**Task to complete:**
Every line below must be copied as written, except for pictures.

[Records]

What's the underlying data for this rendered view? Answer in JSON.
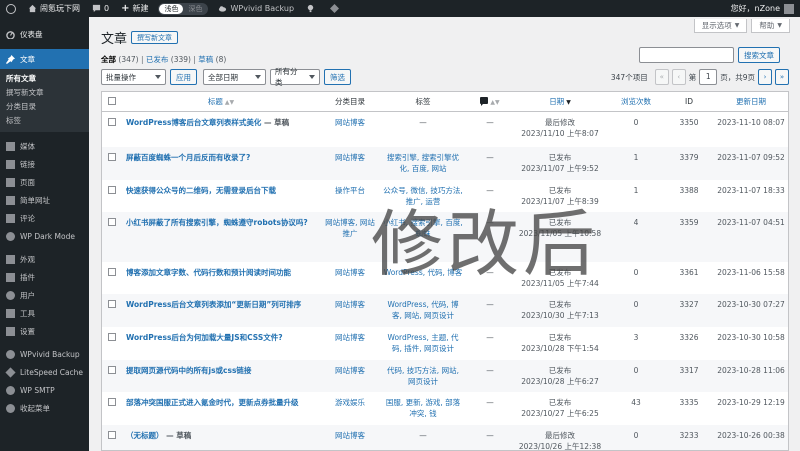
{
  "adminbar": {
    "site_name": "闹氪玩下网",
    "comments_count": "0",
    "new_label": "新建",
    "mode_light": "浅色",
    "mode_dark": "深色",
    "backup_label": "WPvivid Backup",
    "greeting": "您好，nZone"
  },
  "sidebar": {
    "dashboard": "仪表盘",
    "posts": "文章",
    "submenu": [
      "所有文章",
      "撰写新文章",
      "分类目录",
      "标签"
    ],
    "items": [
      "媒体",
      "链接",
      "页面",
      "简单网址",
      "评论",
      "WP Dark Mode",
      "外观",
      "插件",
      "用户",
      "工具",
      "设置",
      "WPvivid Backup",
      "LiteSpeed Cache",
      "WP SMTP",
      "收起菜单"
    ]
  },
  "header": {
    "screen_options": "显示选项",
    "help": "帮助",
    "title": "文章",
    "add_new": "撰写新文章"
  },
  "views": {
    "all_label": "全部",
    "all_count": "(347)",
    "published_label": "已发布",
    "published_count": "(339)",
    "draft_label": "草稿",
    "draft_count": "(8)",
    "sep": "|"
  },
  "search": {
    "button": "搜索文章",
    "value": ""
  },
  "tablenav": {
    "bulk_action": "批量操作",
    "apply": "应用",
    "all_dates": "全部日期",
    "all_categories": "所有分类",
    "filter": "筛选",
    "items_count": "347个项目",
    "first": "«",
    "prev": "‹",
    "page_prefix": "第",
    "current_page": "1",
    "page_suffix": "页，共9页",
    "next": "›",
    "last": "»"
  },
  "columns": {
    "title": "标题",
    "category": "分类目录",
    "tags": "标签",
    "date": "日期",
    "views": "浏览次数",
    "id": "ID",
    "modified": "更新日期"
  },
  "rows": [
    {
      "title": "WordPress博客后台文章列表样式美化",
      "state": " — 草稿",
      "category": "网站博客",
      "tags": "—",
      "comments": "—",
      "date_status": "最后修改",
      "date": "2023/11/10 上午8:07",
      "views": "0",
      "id": "3350",
      "modified": "2023-11-10 08:07"
    },
    {
      "title": "屏蔽百度蜘蛛一个月后反而有收录了?",
      "state": "",
      "category": "网站博客",
      "tags": "搜索引擎, 搜索引擎优化, 百度, 网站",
      "comments": "—",
      "date_status": "已发布",
      "date": "2023/11/07 上午9:52",
      "views": "1",
      "id": "3379",
      "modified": "2023-11-07 09:52"
    },
    {
      "title": "快速获得公众号的二维码，无需登录后台下载",
      "state": "",
      "category": "操作平台",
      "tags": "公众号, 微信, 技巧方法, 推广, 运营",
      "comments": "—",
      "date_status": "已发布",
      "date": "2023/11/07 上午8:39",
      "views": "1",
      "id": "3388",
      "modified": "2023-11-07 18:33"
    },
    {
      "title": "小红书屏蔽了所有搜索引擎，蜘蛛遵守robots协议吗?",
      "state": "",
      "category": "网站博客, 网站推广",
      "tags": "小红书, 搜索引擎, 百度, 蜘蛛",
      "comments": "—",
      "date_status": "已发布",
      "date": "2023/11/05 上午10:58",
      "views": "4",
      "id": "3359",
      "modified": "2023-11-07 04:51"
    },
    {
      "title": "博客添加文章字数、代码行数和预计阅读时间功能",
      "state": "",
      "category": "网站博客",
      "tags": "WordPress, 代码, 博客",
      "comments": "—",
      "date_status": "已发布",
      "date": "2023/11/05 上午7:44",
      "views": "0",
      "id": "3361",
      "modified": "2023-11-06 15:58"
    },
    {
      "title": "WordPress后台文章列表添加“更新日期”列可排序",
      "state": "",
      "category": "网站博客",
      "tags": "WordPress, 代码, 博客, 网站, 网页设计",
      "comments": "—",
      "date_status": "已发布",
      "date": "2023/10/30 上午7:13",
      "views": "0",
      "id": "3327",
      "modified": "2023-10-30 07:27"
    },
    {
      "title": "WordPress后台为何加载大量JS和CSS文件?",
      "state": "",
      "category": "网站博客",
      "tags": "WordPress, 主题, 代码, 插件, 网页设计",
      "comments": "—",
      "date_status": "已发布",
      "date": "2023/10/28 下午1:54",
      "views": "3",
      "id": "3326",
      "modified": "2023-10-30 10:58"
    },
    {
      "title": "提取网页源代码中的所有js或css链接",
      "state": "",
      "category": "网站博客",
      "tags": "代码, 技巧方法, 网站, 网页设计",
      "comments": "—",
      "date_status": "已发布",
      "date": "2023/10/28 上午6:27",
      "views": "0",
      "id": "3317",
      "modified": "2023-10-28 11:06"
    },
    {
      "title": "部落冲突国服正式进入氪金时代，更新点券批量升级",
      "state": "",
      "category": "游戏娱乐",
      "tags": "国服, 更新, 游戏, 部落冲突, 钱",
      "comments": "—",
      "date_status": "已发布",
      "date": "2023/10/27 上午6:25",
      "views": "43",
      "id": "3335",
      "modified": "2023-10-29 12:19"
    },
    {
      "title": "（无标题）",
      "state": " — 草稿",
      "category": "网站博客",
      "tags": "—",
      "comments": "—",
      "date_status": "最后修改",
      "date": "2023/10/26 上午12:38",
      "views": "0",
      "id": "3233",
      "modified": "2023-10-26 00:38"
    }
  ],
  "watermark": "修改后",
  "colors": {
    "adminbar": "#1d2327",
    "accent": "#2271b1",
    "background": "#f0f0f1"
  }
}
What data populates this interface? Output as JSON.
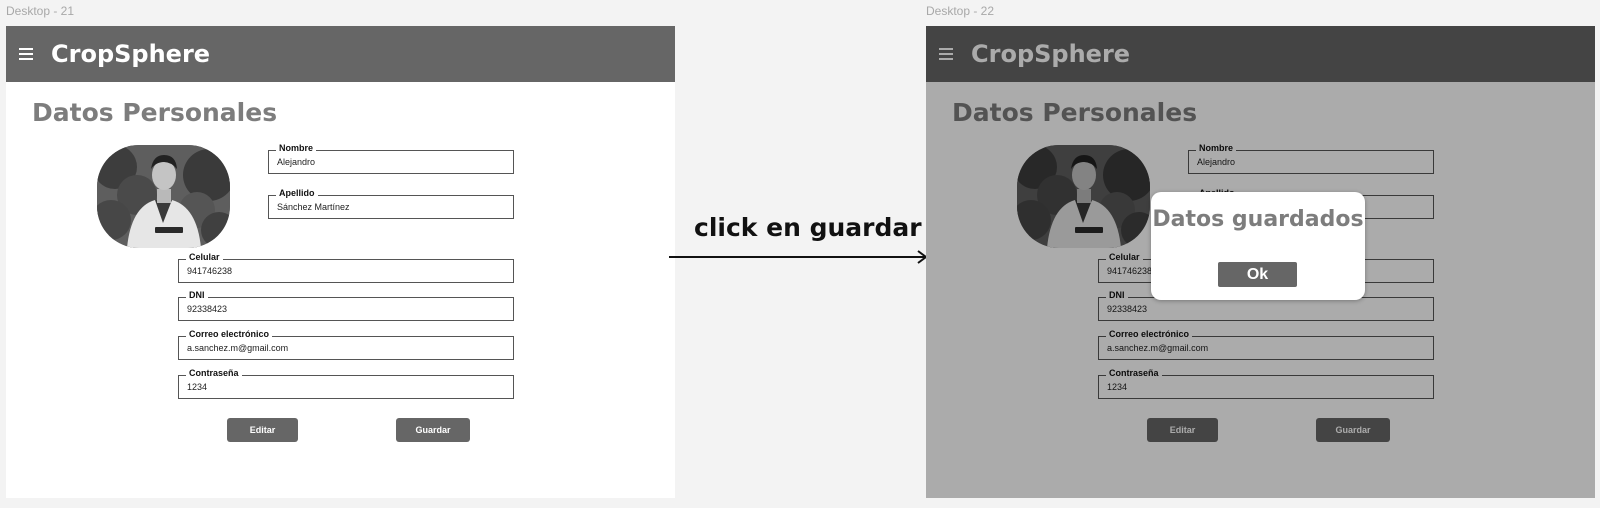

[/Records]

**Output of the exercise:**
What's the underlying data for this rendered view? Answer in JSON.
{
  "adminbar": {
    "site_name": "闹氪玩下网",
    "comments_count": "0",
    "new_label": "新建",
    "mode_light": "浅色",
    "mode_dark": "深色",
    "backup_label": "WPvivid Backup",
    "greeting": "您好，nZone"
  },
  "sidebar": {
    "dashboard": "仪表盘",
    "posts": "文章",
    "submenu": [
      "所有文章",
      "撰写新文章",
      "分类目录",
      "标签"
    ],
    "items": [
      "媒体",
      "链接",
      "页面",
      "简单网址",
      "评论",
      "WP Dark Mode",
      "外观",
      "插件",
      "用户",
      "工具",
      "设置",
      "WPvivid Backup",
      "LiteSpeed Cache",
      "WP SMTP",
      "收起菜单"
    ]
  },
  "header": {
    "screen_options": "显示选项",
    "help": "帮助",
    "title": "文章",
    "add_new": "撰写新文章"
  },
  "views": {
    "all_label": "全部",
    "all_count": "(347)",
    "published_label": "已发布",
    "published_count": "(339)",
    "draft_label": "草稿",
    "draft_count": "(8)",
    "sep": "|"
  },
  "search": {
    "button": "搜索文章",
    "value": ""
  },
  "tablenav": {
    "bulk_action": "批量操作",
    "apply": "应用",
    "all_dates": "全部日期",
    "all_categories": "所有分类",
    "filter": "筛选",
    "items_count": "347个项目",
    "first": "«",
    "prev": "‹",
    "page_prefix": "第",
    "current_page": "1",
    "page_suffix": "页，共9页",
    "next": "›",
    "last": "»"
  },
  "columns": {
    "title": "标题",
    "category": "分类目录",
    "tags": "标签",
    "date": "日期",
    "views": "浏览次数",
    "id": "ID",
    "modified": "更新日期"
  },
  "rows": [
    {
      "title": "WordPress博客后台文章列表样式美化",
      "state": " — 草稿",
      "category": "网站博客",
      "tags": "—",
      "comments": "—",
      "date_status": "最后修改",
      "date": "2023/11/10 上午8:07",
      "views": "0",
      "id": "3350",
      "modified": "2023-11-10 08:07"
    },
    {
      "title": "屏蔽百度蜘蛛一个月后反而有收录了?",
      "state": "",
      "category": "网站博客",
      "tags": "搜索引擎, 搜索引擎优化, 百度, 网站",
      "comments": "—",
      "date_status": "已发布",
      "date": "2023/11/07 上午9:52",
      "views": "1",
      "id": "3379",
      "modified": "2023-11-07 09:52"
    },
    {
      "title": "快速获得公众号的二维码，无需登录后台下载",
      "state": "",
      "category": "操作平台",
      "tags": "公众号, 微信, 技巧方法, 推广, 运营",
      "comments": "—",
      "date_status": "已发布",
      "date": "2023/11/07 上午8:39",
      "views": "1",
      "id": "3388",
      "modified": "2023-11-07 18:33"
    },
    {
      "title": "小红书屏蔽了所有搜索引擎，蜘蛛遵守robots协议吗?",
      "state": "",
      "category": "网站博客, 网站推广",
      "tags": "小红书, 搜索引擎, 百度, 蜘蛛",
      "comments": "—",
      "date_status": "已发布",
      "date": "2023/11/05 上午10:58",
      "views": "4",
      "id": "3359",
      "modified": "2023-11-07 04:51"
    },
    {
      "title": "博客添加文章字数、代码行数和预计阅读时间功能",
      "state": "",
      "category": "网站博客",
      "tags": "WordPress, 代码, 博客",
      "comments": "—",
      "date_status": "已发布",
      "date": "2023/11/05 上午7:44",
      "views": "0",
      "id": "3361",
      "modified": "2023-11-06 15:58"
    },
    {
      "title": "WordPress后台文章列表添加“更新日期”列可排序",
      "state": "",
      "category": "网站博客",
      "tags": "WordPress, 代码, 博客, 网站, 网页设计",
      "comments": "—",
      "date_status": "已发布",
      "date": "2023/10/30 上午7:13",
      "views": "0",
      "id": "3327",
      "modified": "2023-10-30 07:27"
    },
    {
      "title": "WordPress后台为何加载大量JS和CSS文件?",
      "state": "",
      "category": "网站博客",
      "tags": "WordPress, 主题, 代码, 插件, 网页设计",
      "comments": "—",
      "date_status": "已发布",
      "date": "2023/10/28 下午1:54",
      "views": "3",
      "id": "3326",
      "modified": "2023-10-30 10:58"
    },
    {
      "title": "提取网页源代码中的所有js或css链接",
      "state": "",
      "category": "网站博客",
      "tags": "代码, 技巧方法, 网站, 网页设计",
      "comments": "—",
      "date_status": "已发布",
      "date": "2023/10/28 上午6:27",
      "views": "0",
      "id": "3317",
      "modified": "2023-10-28 11:06"
    },
    {
      "title": "部落冲突国服正式进入氪金时代，更新点券批量升级",
      "state": "",
      "category": "游戏娱乐",
      "tags": "国服, 更新, 游戏, 部落冲突, 钱",
      "comments": "—",
      "date_status": "已发布",
      "date": "2023/10/27 上午6:25",
      "views": "43",
      "id": "3335",
      "modified": "2023-10-29 12:19"
    },
    {
      "title": "（无标题）",
      "state": " — 草稿",
      "category": "网站博客",
      "tags": "—",
      "comments": "—",
      "date_status": "最后修改",
      "date": "2023/10/26 上午12:38",
      "views": "0",
      "id": "3233",
      "modified": "2023-10-26 00:38"
    }
  ],
  "watermark": "修改后",
  "colors": {
    "adminbar": "#1d2327",
    "accent": "#2271b1",
    "background": "#f0f0f1"
  }
}
What data populates this interface? Output as JSON.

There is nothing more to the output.